Most novice aquarists ask the same question: “How to make sure that the water in the aquarium does not grow turbid, does not turn yellow and does not fade?” Avid aquarists will immediately say that you need to start the aquarium correctly and create and maintain conditions for the nitrogen cycle in it. In a well-established and well-maintained healthy aquarium, the nitrogen cycle waste, ammonia, nitrite and nitrate levels are maintained at a safe minimum.
And you need to do everything necessary for the aquarium, so that the nitrogen cycle functions smoothly. In a closed aquarium environment, this process is occasionally helped by a partial replacement of water and the direct removal of any unnecessary substances, be it a dead fish, a plant, or excess food particles.
This is what experienced aquarists advise to maintain a healthy nitrogen cycle both in a new aquarium and to maintain a healthy environment in it for many years.
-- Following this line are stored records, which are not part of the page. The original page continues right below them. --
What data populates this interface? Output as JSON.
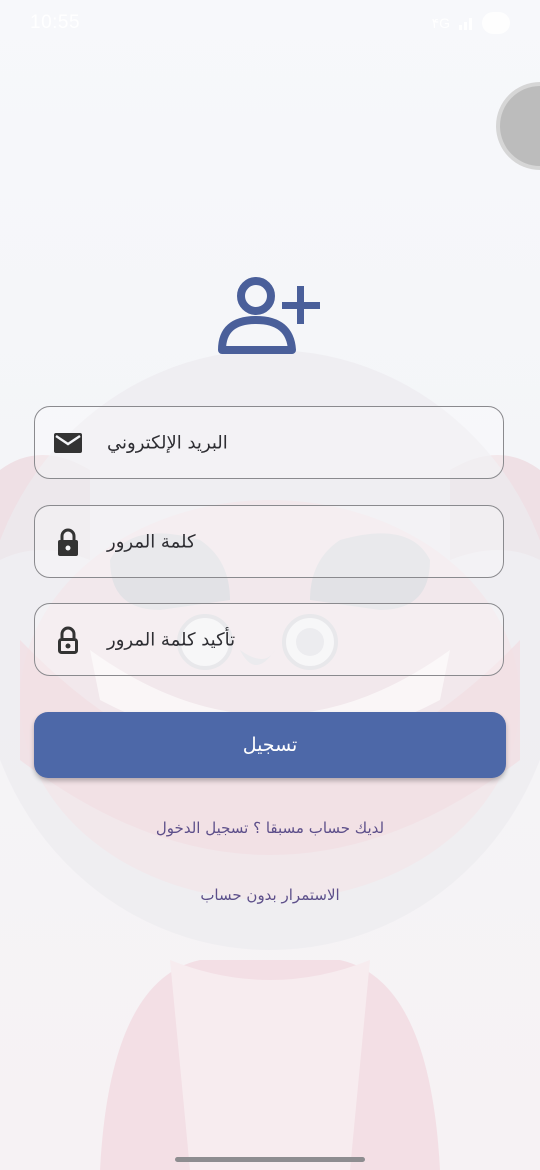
{
  "status_bar": {
    "time": "10:55",
    "signal_text": "۴G"
  },
  "header": {
    "icon": "person-add-icon"
  },
  "form": {
    "email": {
      "icon": "mail-icon",
      "placeholder": "البريد الإلكتروني"
    },
    "password": {
      "icon": "lock-icon",
      "placeholder": "كلمة المرور"
    },
    "confirm_password": {
      "icon": "lock-outline-icon",
      "placeholder": "تأكيد كلمة المرور"
    },
    "submit_label": "تسجيل"
  },
  "links": {
    "login": "لديك حساب مسبقا ؟ تسجيل الدخول",
    "guest": "الاستمرار بدون حساب"
  },
  "colors": {
    "accent": "#4d68a8",
    "icon": "#4a5f9a",
    "link": "#5d4f8a",
    "field_border": "#8a8a8e"
  }
}
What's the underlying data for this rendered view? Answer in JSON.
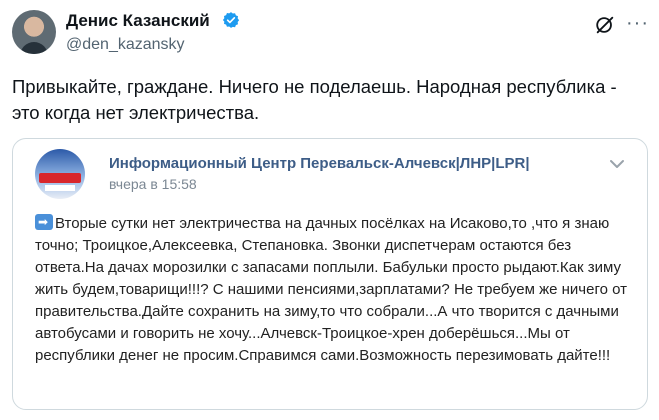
{
  "tweet": {
    "author_name": "Денис Казанский",
    "handle": "@den_kazansky",
    "text": "Привыкайте, граждане. Ничего не поделаешь. Народная республика - это когда нет электричества."
  },
  "card": {
    "source_name": "Информационный Центр Перевальск-Алчевск|ЛНР|LPR|",
    "time": "вчера в 15:58",
    "body": "Вторые сутки нет электричества на дачных посёлках на Исаково,то ,что я знаю точно; Троицкое,Алексеевка, Степановка. Звонки диспетчерам остаются без ответа.На дачах морозилки с запасами поплыли. Бабульки просто рыдают.Как зиму жить будем,товарищи!!!? С нашими пенсиями,зарплатами? Не требуем же ничего от правительства.Дайте сохранить на зиму,то что собрали...А что творится с дачными автобусами и говорить не хочу...Алчевск-Троицкое-хрен доберёшься...Мы от республики денег не просим.Справимся сами.Возможность перезимовать дайте!!!"
  },
  "icons": {
    "verified": "verified-badge-icon",
    "grok": "grok-icon",
    "more": "more-icon",
    "chevron": "chevron-down-icon",
    "arrow": "arrow-right-icon"
  },
  "colors": {
    "verified": "#1d9bf0",
    "source_link": "#3d5d87",
    "secondary_text": "#536471"
  }
}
A healthy cycle of the nitrogen cycle implies a healthy bacterial environment within the aquarium ecosystem. These beneficial bacteria are what transform bad nitrites into more controlled nitrates.
They also contribute to a process called denitrification.
In deep compacted substrates and in other areas of zero oxygen content (for example, in a filter or at least a few centimeters of good aquarium gravel), anaerobic bacteria release nitrates from their oxygen atoms, and in the process, nitrogen (N2) is produced. Nitrogen is consumed by live plants.
When you install a new aquarium, ask your friend, an aquarist who has a healthy, well-established aquarium, a cup of gravel from the bottom of the aquarium. Yes, this gravel will not look very nice, but it will be full of anaerobic bacteria, the very ones that we talked about above.
One small cup of such (not washed!) Gravel pour onto the bottom of your new aquarium, and fill the top with a layer of new gravel at least 5 cm thick. After that, fill the aquarium with aged (tip 3) water and in this aquarium the nitrogen cycle will end less than three weeks as opposed to 3 or 4 months with the traditional approach.
Living plants make aquariums healthier, allowing them to contain more numerous populations of aquarium fish, give the fish a snack nutrients, provide them with shelter and improve the aesthetics of any aquarium. More importantly, they consume nitrogen and exhale oxygen!
One of the key roles that algae play in nature as well as in your tank is to support the nitrogen cycle. Fish waste, predominantly in the form of ammonia, is first processed by useful bacteria into less toxic nitrites and then into nitrates.
High levels of nitrates are not recommended, but they occur even with a well-established cycle of the nitrogen cycle.
In order to reduce the number and frequency of water changes, nature has provided us with living plants. Not only do plants “inhale” nitrogen and “exhale” oxygen, aquarium plants also consume nitrates as fertilizer.
This contributes to their growth, making them even larger, “inhale” more nitrogen, exhale even more oxygen and consume even more nitrates!
Adding live plants to an already established aquarium will also reduce the amount of algae (usually growing on glasses and décor), since live plants eat the same food as algae much more efficiently. In many cases, in aquariums with properly organized aquatic flora there are no problems with uncontrolled growth of algae.
This is the simplest advice, since water usually does not require chemicals or special equipment, except for cases when water is prepared for discus fish or other fish that need special conditions. In the general case, it is necessary to do the following:
I hope these simple tips will help you run your first aquarium without any problems.